• [EXERCISE BRIEF]
Return every line of the entries that includes the word "temperature".

• [SUPPLIED DATA]
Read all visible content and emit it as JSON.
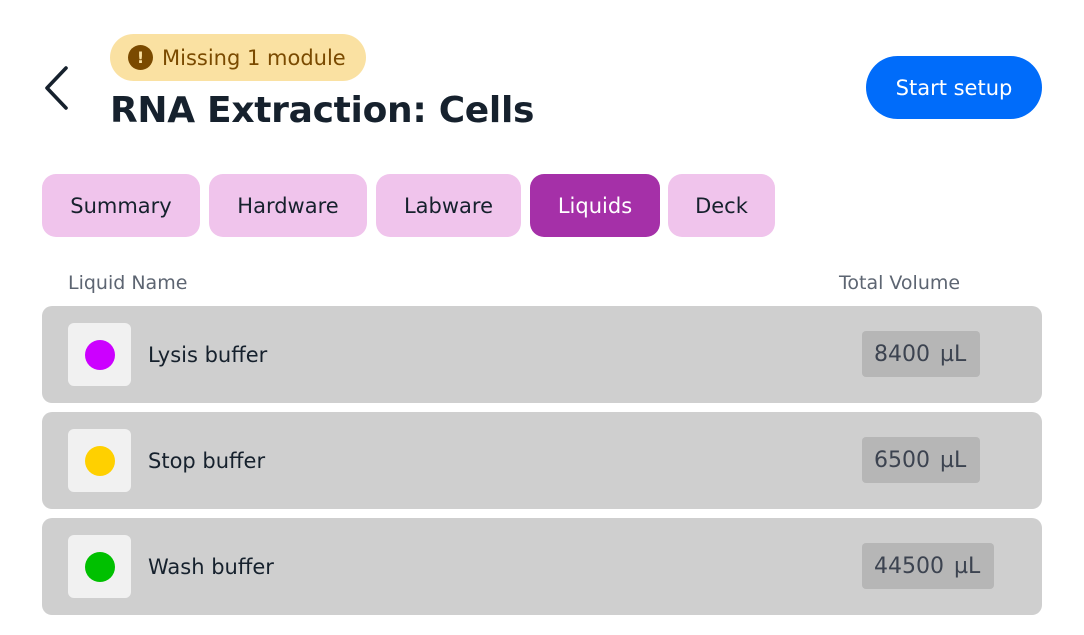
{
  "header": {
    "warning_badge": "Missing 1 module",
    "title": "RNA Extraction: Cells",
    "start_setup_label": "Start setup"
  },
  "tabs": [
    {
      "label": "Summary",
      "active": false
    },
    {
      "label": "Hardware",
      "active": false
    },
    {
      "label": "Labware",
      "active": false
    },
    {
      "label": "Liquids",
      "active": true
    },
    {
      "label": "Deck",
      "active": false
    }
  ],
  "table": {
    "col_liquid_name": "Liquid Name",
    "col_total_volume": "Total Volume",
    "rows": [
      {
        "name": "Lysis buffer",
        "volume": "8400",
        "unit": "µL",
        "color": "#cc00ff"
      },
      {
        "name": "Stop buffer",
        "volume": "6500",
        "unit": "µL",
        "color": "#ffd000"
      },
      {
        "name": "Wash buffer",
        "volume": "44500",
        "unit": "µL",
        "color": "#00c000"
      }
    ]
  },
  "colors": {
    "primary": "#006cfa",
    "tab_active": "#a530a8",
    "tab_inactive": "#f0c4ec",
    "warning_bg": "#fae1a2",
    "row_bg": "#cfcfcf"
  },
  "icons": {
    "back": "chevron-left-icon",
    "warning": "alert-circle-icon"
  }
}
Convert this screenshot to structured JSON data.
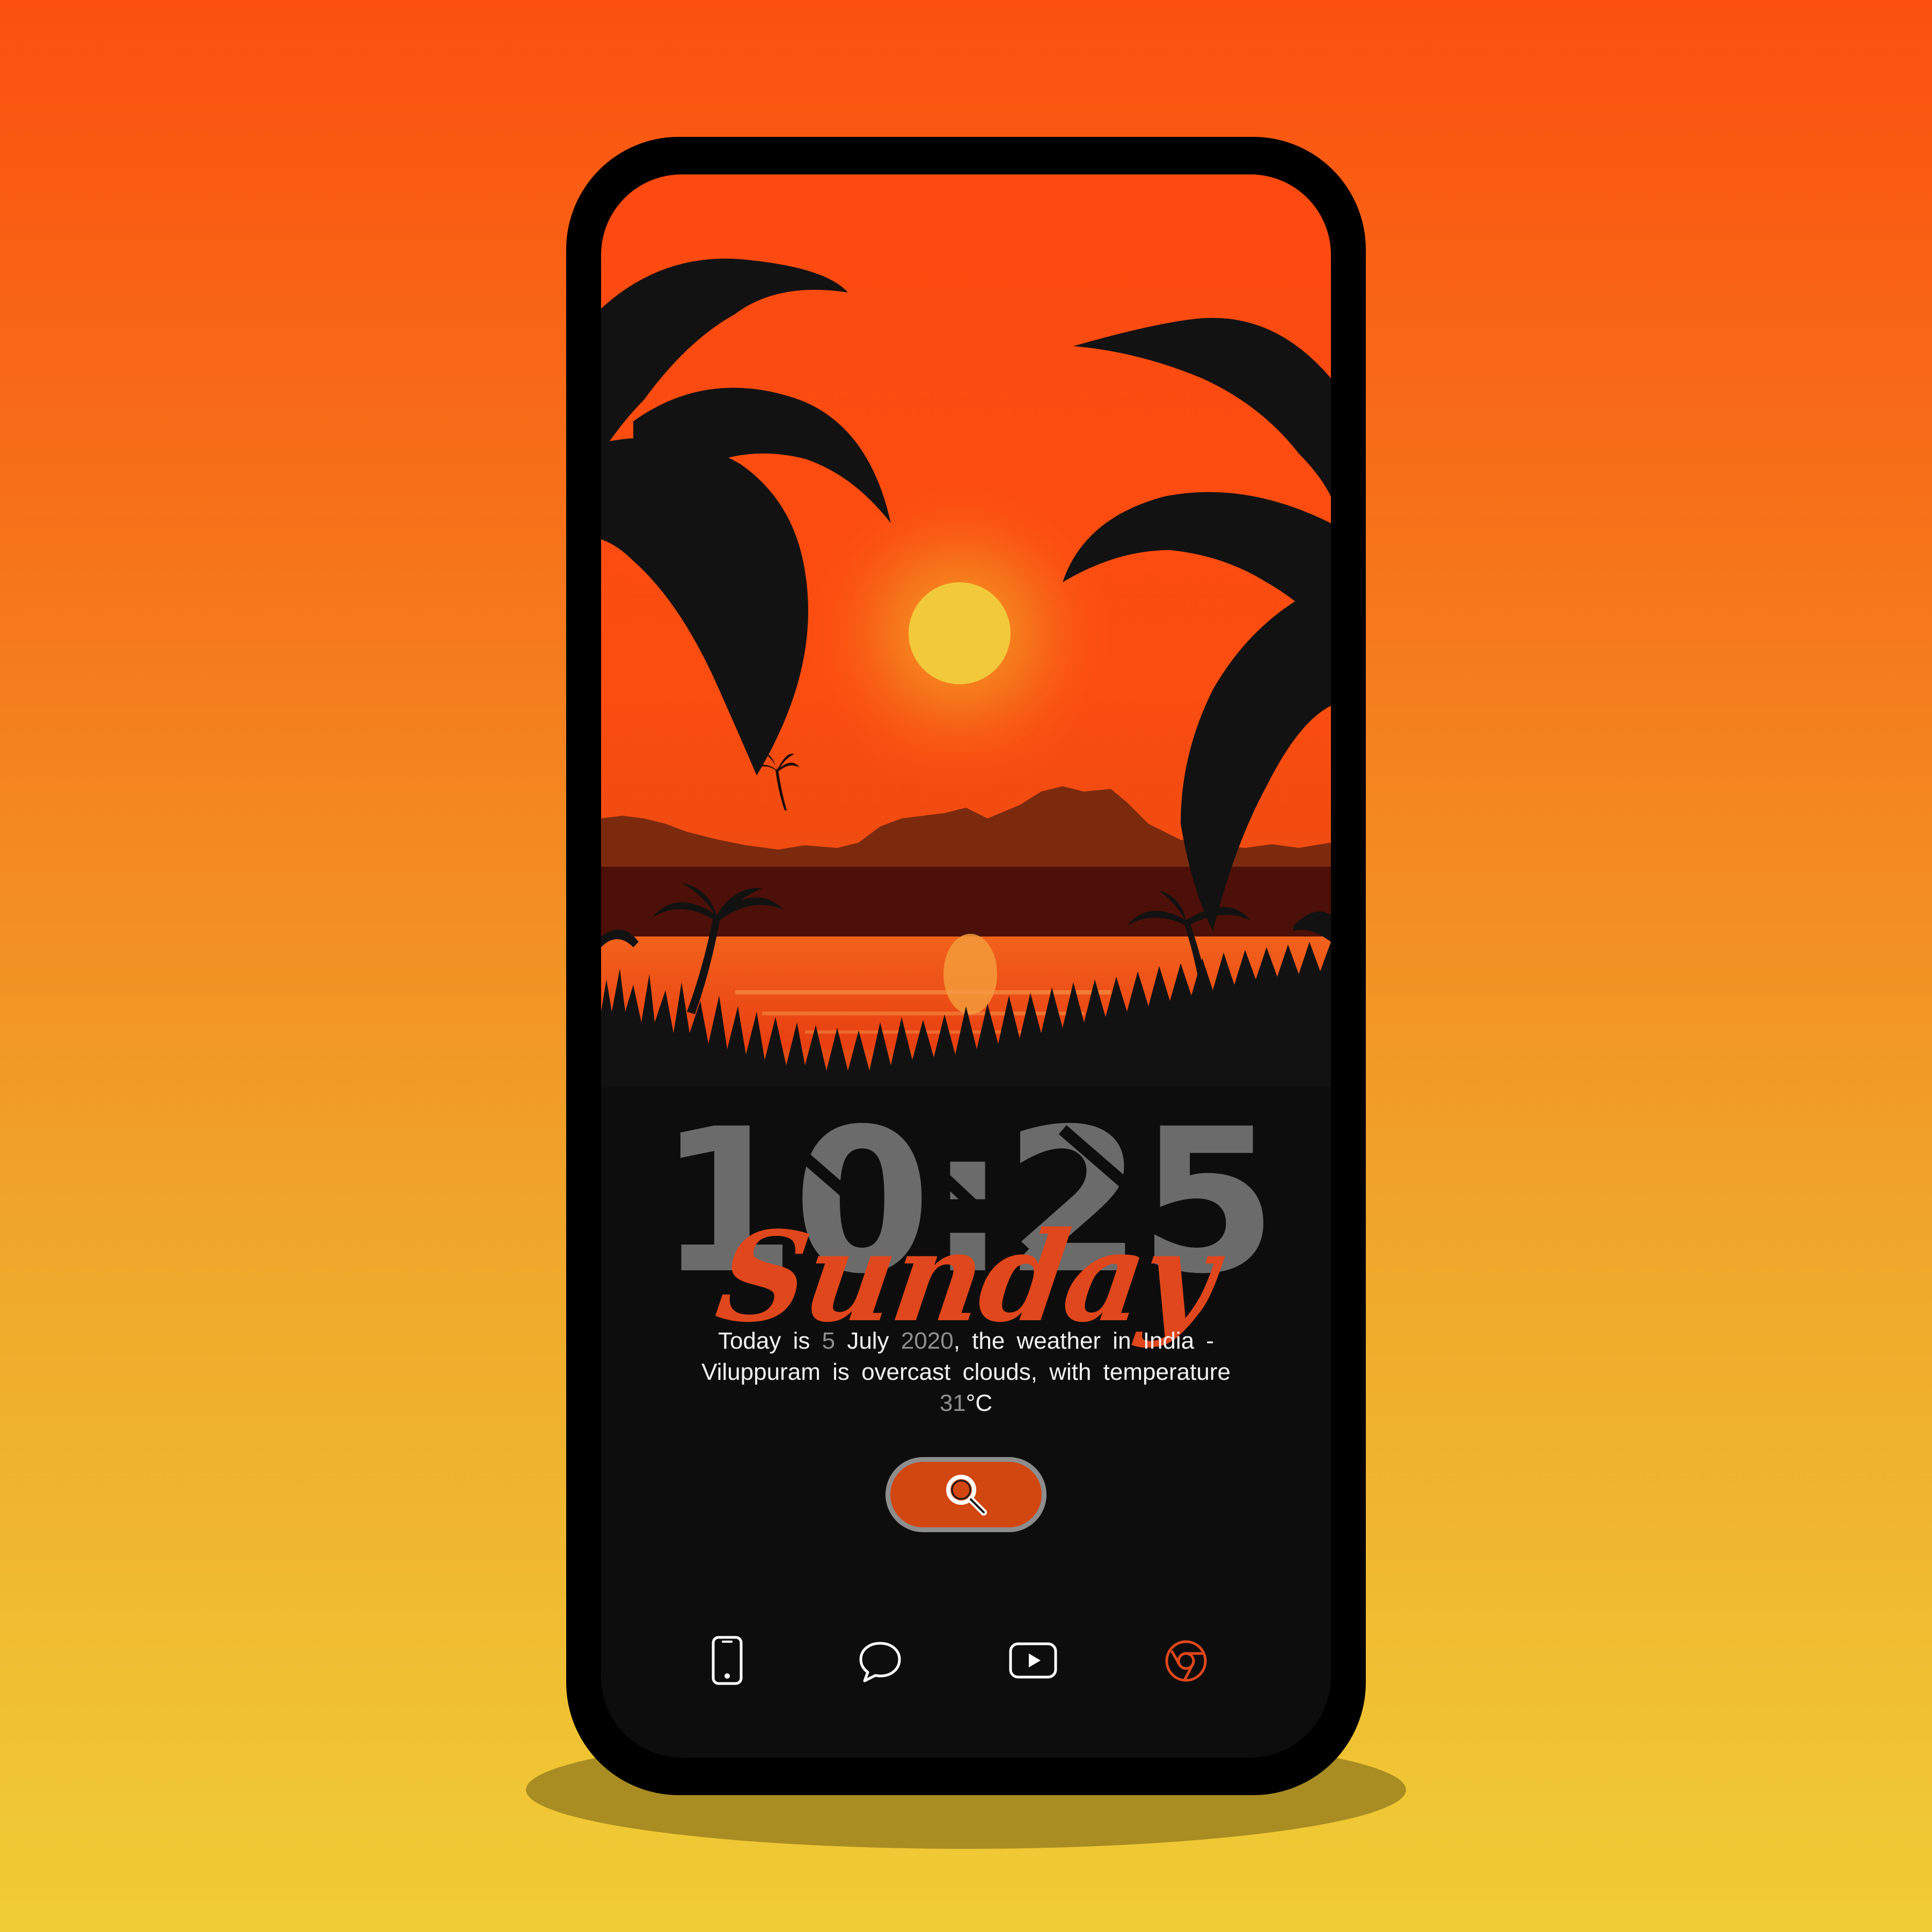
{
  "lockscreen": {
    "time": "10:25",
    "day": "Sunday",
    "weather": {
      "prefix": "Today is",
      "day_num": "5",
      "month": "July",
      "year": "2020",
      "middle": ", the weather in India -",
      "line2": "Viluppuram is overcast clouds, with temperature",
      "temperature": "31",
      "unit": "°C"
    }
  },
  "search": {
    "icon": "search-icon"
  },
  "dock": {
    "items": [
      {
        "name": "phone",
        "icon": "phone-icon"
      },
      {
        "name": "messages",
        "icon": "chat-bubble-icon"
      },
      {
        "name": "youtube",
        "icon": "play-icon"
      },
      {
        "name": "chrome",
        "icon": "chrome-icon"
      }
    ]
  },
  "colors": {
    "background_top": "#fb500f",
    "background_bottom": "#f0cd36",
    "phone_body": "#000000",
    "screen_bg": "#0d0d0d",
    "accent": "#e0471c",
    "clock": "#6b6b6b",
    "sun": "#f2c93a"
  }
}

• [SOLUTION FOR THIS EXERCISE]
      "line2": "Viluppuram is overcast clouds, with temperature",
      "temperature": "31",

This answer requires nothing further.